  10. Personal data registers still aren’t widely in place (they’re required if you have over 250 employees). Click here for more information on our data protection toolkit and template register.

Our “Data Protection Toolkit” is still available if you need any help with getting the right documents and processes in place – you can see the list of contents here.

Employment law 2019 – what’s on the horizon?

Posted on: February 13th, 2019 by Ginny Hallam

Here’s what you need to know about the next 12 months…

29 March – departure form the EU
• At the moment….EU citizens will retain the right to live and work in the UK until June 2021 beyond which they’ll need to have obtained ‘settled status’.

1 April – wage increase
• The national living wage (the statutory minimum wage for those 25 and over) will increase from £7.83 to £8.21. Click here to see the wage increases for apprentices and those between 16-25.

4 April – gender pay gap report
• The second round of reports will be due for businesses with over 250 employees. Heightened scrutiny is expected – support your report with a robust narrative and metrics.

6 April – itemised pay slips
• For all workers, not just employees.

7 April – new statutory rates
• Statutory sick pay will increase from £92.05 to £94.25 per week. Statutory maternity, paternity, shared parental pay and adoption pay will also increase from £145.18 to £148.68 per week.

Yet to set a date…

May – holiday pay calculations
• The Court of Appeal will decide whether you need to include voluntary overtime in the calculation of holiday pay.

Summer – post-termination restrictions
• The Supreme Court is to hear a case on non-compete post-termination restrictions – a useful reminder hopefully as to their enforceability (or otherwise).

Summer – record keeping
• Subject to the UK’s relationship with the EU we need to start keeping detailed records of all employees’ working time, pending the decision by the European Court of Justice.

Autumn – employment status
• The final case in the long-running Uber battle – are their drivers ‘workers’ or self-employed.

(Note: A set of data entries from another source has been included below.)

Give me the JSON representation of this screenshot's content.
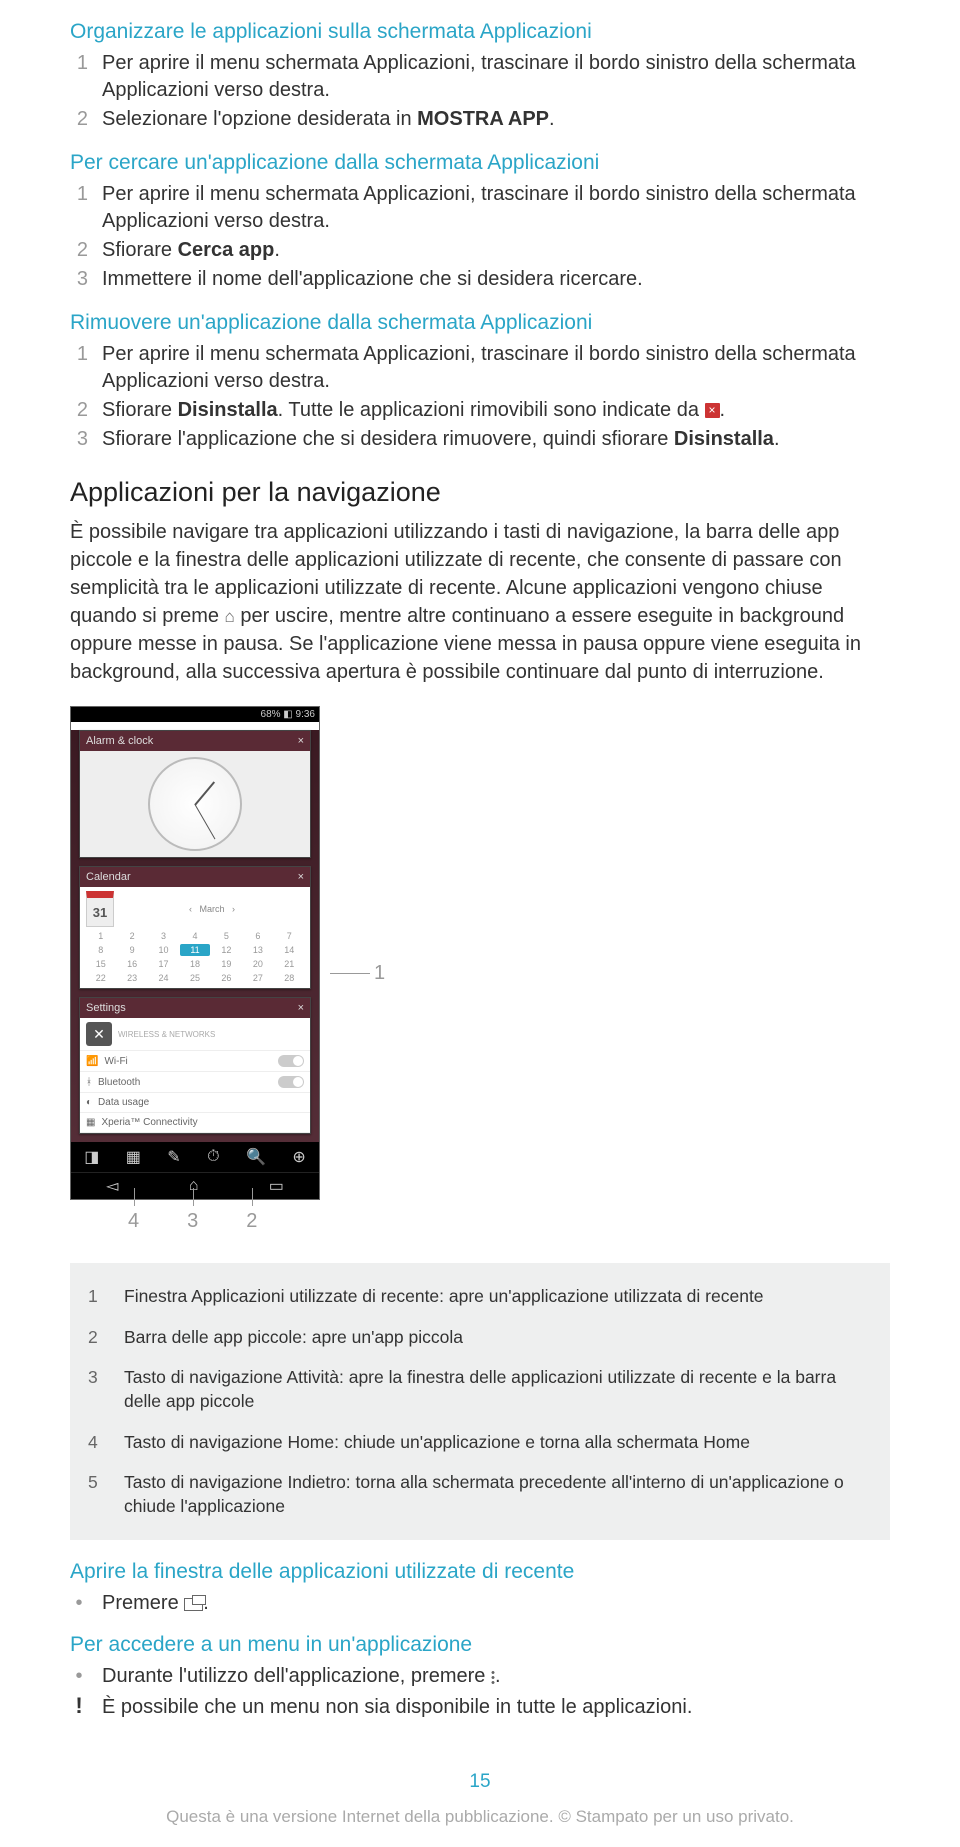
{
  "sec1": {
    "title": "Organizzare le applicazioni sulla schermata Applicazioni",
    "s1": "Per aprire il menu schermata Applicazioni, trascinare il bordo sinistro della schermata Applicazioni verso destra.",
    "s2a": "Selezionare l'opzione desiderata in ",
    "s2b": "MOSTRA APP",
    "s2c": "."
  },
  "sec2": {
    "title": "Per cercare un'applicazione dalla schermata Applicazioni",
    "s1": "Per aprire il menu schermata Applicazioni, trascinare il bordo sinistro della schermata Applicazioni verso destra.",
    "s2a": "Sfiorare ",
    "s2b": "Cerca app",
    "s2c": ".",
    "s3": "Immettere il nome dell'applicazione che si desidera ricercare."
  },
  "sec3": {
    "title": "Rimuovere un'applicazione dalla schermata Applicazioni",
    "s1": "Per aprire il menu schermata Applicazioni, trascinare il bordo sinistro della schermata Applicazioni verso destra.",
    "s2a": "Sfiorare ",
    "s2b": "Disinstalla",
    "s2c": ". Tutte le applicazioni rimovibili sono indicate da ",
    "s2d": ".",
    "s3a": "Sfiorare l'applicazione che si desidera rimuovere, quindi sfiorare ",
    "s3b": "Disinstalla",
    "s3c": "."
  },
  "h2": "Applicazioni per la navigazione",
  "para_a": "È possibile navigare tra applicazioni utilizzando i tasti di navigazione, la barra delle app piccole e la finestra delle applicazioni utilizzate di recente, che consente di passare con semplicità tra le applicazioni utilizzate di recente. Alcune applicazioni vengono chiuse quando si preme ",
  "para_b": " per uscire, mentre altre continuano a essere eseguite in background oppure messe in pausa. Se l'applicazione viene messa in pausa oppure viene eseguita in background, alla successiva apertura è possibile continuare dal punto di interruzione.",
  "phone": {
    "status": "68% ◧ 9:36",
    "card1": "Alarm & clock",
    "card2": "Calendar",
    "card2_day": "31",
    "card2_month": "March",
    "card3": "Settings",
    "set_sec": "WIRELESS & NETWORKS",
    "set1": "Wi-Fi",
    "set2": "Bluetooth",
    "set3": "Data usage",
    "set4": "Xperia™ Connectivity"
  },
  "callouts": {
    "r1": "1",
    "b4": "4",
    "b3": "3",
    "b2": "2"
  },
  "legend": {
    "r1": "Finestra Applicazioni utilizzate di recente: apre un'applicazione utilizzata di recente",
    "r2": "Barra delle app piccole: apre un'app piccola",
    "r3": "Tasto di navigazione Attività: apre la finestra delle applicazioni utilizzate di recente e la barra delle app piccole",
    "r4": "Tasto di navigazione Home: chiude un'applicazione e torna alla schermata Home",
    "r5": "Tasto di navigazione Indietro: torna alla schermata precedente all'interno di un'applicazione o chiude l'applicazione"
  },
  "sec4": {
    "title": "Aprire la finestra delle applicazioni utilizzate di recente",
    "b1a": "Premere ",
    "b1b": "."
  },
  "sec5": {
    "title": "Per accedere a un menu in un'applicazione",
    "b1a": "Durante l'utilizzo dell'applicazione, premere ",
    "b1b": ".",
    "warn": "È possibile che un menu non sia disponibile in tutte le applicazioni."
  },
  "page_num": "15",
  "footer": "Questa è una versione Internet della pubblicazione. © Stampato per un uso privato."
}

The outcome may require a ‘worker status’ audit across your business.

Good Work Plan – April 2020
• A number of changes will take effect – all workers (not just employees) will have the right to an employment contract on day one, those on zero-hours contracts will be able to request for a more stable working pattern, and the reference period for calculating holiday pay will extend to from 12 to 52 weeks.

Tribunal fees
When the Government announces the re-introduction of employment tribunal fees we’ll be sure to let you know!

If you want more information on the above get in touch.